There’s an organization called The Knitting Guild Association (TKGA) that…well, I’m not really sure what they do. They don’t say exactly what they’re about on their home page, so I assume that they assume that you know what brought you there. Clearly it’s focused on knitting, and there are conferences and “correspondence courses,” but, oh wait, if you click the Join Today button, you see:
TKGA, with over* 10,000 members, is the largest knitting association in America and a starting point for knitters searching for new ideas, products, markets, patterns and fellow knitters who share the excitement of knitting.
*Should be more than 10,000 members because 10,000 is a countable quantity.
The Master Hand Knitting Program was announced in the Fall 1987 issue of Cast On as a way for members of The Knitting Guild Association (TKGA) to have their knitting evaluated using specific criteria and guidelines. It was designed as an educational process, not a competition or contest.
I think that experience and ability are more important than a “degree” in knitting, but I have thought about enrolling in this program because I like recognition of achievement. Wearing something I knit is recognition of achievement by my friends. Publishing a knitwear pattern is recognition of achievement by other knitters. And the designation of Master Knitter (by someone other than myself) would be recognition by everyone throughout the land.
Also, I like school. A lot. I also like homework. And knitting homework? It could be made better only by having Keanu Reeves as my model, mannequin, and idea bouncer-offer.
Upon completion of the program, you’re given a lapel pin that you can wear to Wurstfest or bunco night, but let us consider this choice of lagniappe for a moment. Knitters put pins in their knitting only when blocking. I would have to be threatened with a clown coming to my house with a box of hungry moths to ever stick a pin in a sweater I spent months knitting, never mind getting it near something as delicate as a lace shawl. (Which might be why some of the knitters look a little distressed in the pictures of the pinning ceremony.
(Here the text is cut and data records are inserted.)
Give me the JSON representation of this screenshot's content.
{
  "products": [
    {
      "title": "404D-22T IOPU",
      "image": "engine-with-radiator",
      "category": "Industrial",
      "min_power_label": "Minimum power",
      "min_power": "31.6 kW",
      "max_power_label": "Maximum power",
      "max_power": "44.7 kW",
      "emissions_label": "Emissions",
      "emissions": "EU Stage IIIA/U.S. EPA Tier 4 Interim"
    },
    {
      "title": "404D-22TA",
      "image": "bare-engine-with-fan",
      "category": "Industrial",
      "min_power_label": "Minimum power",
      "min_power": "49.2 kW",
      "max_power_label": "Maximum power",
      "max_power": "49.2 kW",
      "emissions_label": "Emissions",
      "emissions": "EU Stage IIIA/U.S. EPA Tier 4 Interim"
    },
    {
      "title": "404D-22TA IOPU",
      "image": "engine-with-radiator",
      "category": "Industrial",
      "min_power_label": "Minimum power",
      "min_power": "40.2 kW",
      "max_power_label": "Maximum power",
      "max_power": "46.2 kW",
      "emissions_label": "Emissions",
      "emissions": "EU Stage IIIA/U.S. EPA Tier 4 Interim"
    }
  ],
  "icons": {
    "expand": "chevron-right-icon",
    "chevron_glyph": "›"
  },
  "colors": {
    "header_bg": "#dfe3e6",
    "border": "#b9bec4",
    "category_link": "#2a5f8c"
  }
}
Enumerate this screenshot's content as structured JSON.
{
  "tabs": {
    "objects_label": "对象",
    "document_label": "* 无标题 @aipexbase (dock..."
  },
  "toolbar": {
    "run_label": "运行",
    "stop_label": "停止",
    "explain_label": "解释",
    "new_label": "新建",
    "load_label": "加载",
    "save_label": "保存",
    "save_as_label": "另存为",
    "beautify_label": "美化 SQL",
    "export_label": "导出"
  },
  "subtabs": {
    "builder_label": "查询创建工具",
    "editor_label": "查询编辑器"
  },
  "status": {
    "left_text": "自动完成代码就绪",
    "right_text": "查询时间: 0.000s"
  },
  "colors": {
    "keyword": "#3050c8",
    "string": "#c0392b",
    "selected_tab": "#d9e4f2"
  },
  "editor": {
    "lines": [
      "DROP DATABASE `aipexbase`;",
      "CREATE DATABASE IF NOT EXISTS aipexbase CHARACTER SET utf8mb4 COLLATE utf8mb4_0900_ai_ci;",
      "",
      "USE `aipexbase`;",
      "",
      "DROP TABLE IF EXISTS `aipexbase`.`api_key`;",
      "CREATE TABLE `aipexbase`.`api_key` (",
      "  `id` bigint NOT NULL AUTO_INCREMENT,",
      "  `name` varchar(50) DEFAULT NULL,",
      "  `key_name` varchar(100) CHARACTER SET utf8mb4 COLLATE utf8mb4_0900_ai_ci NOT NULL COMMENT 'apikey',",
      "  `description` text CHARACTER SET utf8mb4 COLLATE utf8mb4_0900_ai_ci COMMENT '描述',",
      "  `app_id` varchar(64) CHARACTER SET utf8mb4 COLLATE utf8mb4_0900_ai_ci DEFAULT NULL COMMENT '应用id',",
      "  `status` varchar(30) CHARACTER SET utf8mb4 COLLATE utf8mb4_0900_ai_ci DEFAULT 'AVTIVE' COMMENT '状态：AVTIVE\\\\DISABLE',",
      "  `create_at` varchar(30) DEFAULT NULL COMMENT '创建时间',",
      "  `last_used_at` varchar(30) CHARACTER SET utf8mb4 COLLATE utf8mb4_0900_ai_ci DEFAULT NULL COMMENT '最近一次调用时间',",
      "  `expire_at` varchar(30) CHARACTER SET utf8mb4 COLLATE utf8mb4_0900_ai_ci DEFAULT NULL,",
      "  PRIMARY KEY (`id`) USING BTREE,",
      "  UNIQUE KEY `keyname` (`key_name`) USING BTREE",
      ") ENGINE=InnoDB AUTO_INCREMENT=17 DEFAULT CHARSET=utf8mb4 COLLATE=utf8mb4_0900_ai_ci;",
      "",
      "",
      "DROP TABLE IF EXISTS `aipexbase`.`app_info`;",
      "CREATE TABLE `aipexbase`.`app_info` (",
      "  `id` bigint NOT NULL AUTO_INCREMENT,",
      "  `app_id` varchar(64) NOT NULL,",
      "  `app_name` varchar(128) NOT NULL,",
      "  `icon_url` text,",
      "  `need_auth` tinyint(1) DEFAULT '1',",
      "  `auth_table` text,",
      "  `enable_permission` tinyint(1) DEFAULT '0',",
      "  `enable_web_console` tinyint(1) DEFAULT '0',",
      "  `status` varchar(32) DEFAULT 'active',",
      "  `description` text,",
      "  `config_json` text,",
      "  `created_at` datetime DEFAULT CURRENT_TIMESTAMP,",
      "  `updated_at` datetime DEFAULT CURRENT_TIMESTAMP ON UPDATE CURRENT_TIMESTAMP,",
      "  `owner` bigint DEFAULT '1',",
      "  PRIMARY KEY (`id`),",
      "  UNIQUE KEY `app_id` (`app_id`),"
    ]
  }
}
Yes, there’s a ceremony.) A ceramic yarn ball bowl or rosewood needles engraved with the Master Knitter’s name and designation would be a more appropriate and usable commemoration.
There are three program levels, but the requirements are listed on the TKGA website only for the first level, which tests a knitter’s ability to:
- Look critically at your own work – How will they know if I furrow my brow or squinch my mouth when I assess my scarf or mittens?
- Research different techniques – Research makes me happy.
- Accurately follow directions and patterns – So overrated, but I could do it.
- Accurately measure gauge – Gauge is as mercurial as a Gemini, which means that the gauge I get when I measure at home will be completely different from the gauge the judge gets after the item has traveled to Zanesville, OH. We’ll both be accurate, but we won’t be the same.
- Understand the importance of gauge – It’s more important to understand that gauge lies like a four-year-old.
- Knit garter, rib, stockinette, seed, and reverse stockinette stitch patterns with even tension – I knit seed stitch for breakfast.
- Space increases evenly – Ah, a math word problem: if you have 100 stitches and you want to increase to 110 stitches, how often do you increase one stitch to space them evenly? Answer: k5, (m1, k10) 9 times, m1, k5.
- Mirror increases – M1R, M1L
- Mirror decreases – SSK, K2tog
- Make yarnovers – I.e., make intentional holes in your knitting. I can do that.
- Knit simple cables – I could knit the Celtic braids from Ragna while shucking oysters if they wanted me to.
- Change colors – What does this mean? Stripes? Stranded colorwork? Imitating the blueberry girl from Willie Wonka?
- Weave in yarn tails properly – “Properly” means different things to different people. I tie knots in my knitting, which crosses the border into heretical and would probably get my stash confiscated and me booted out of the program.
- Write a simple pattern – I have a portfolio of patterns, none of them simple, but they might be accepted.
- Knit a simple hat in the round – I’m choking on the “simple” part, but I could do it.
- Properly block swatches – Again that word “properly.”
- Discuss blocking techniques and care of knitted items – “Hand wash in cold water. Lay flat to dry. Don’t loan it to your little sister.”
The thing about a program like this is that knitting has more opinions than a German sausage maker. There are as many people who say “always” as say “never” as say “it depends.” Where the TKGA judge comes down on a particular knitting topic brings subjectivity to something that needs objectivity.
Whether in knitting or in life, I would want to know more about the person judging me. How does she weave in her ends? Is her tension even? Does she always knit a gauge swatch? If she doesn’t get gauge, does she start her project anyway? Does she let her little sister borrow her sweaters and get them back with pins in them?
Still, I might sign up one of these days.
Put Keanu on notice.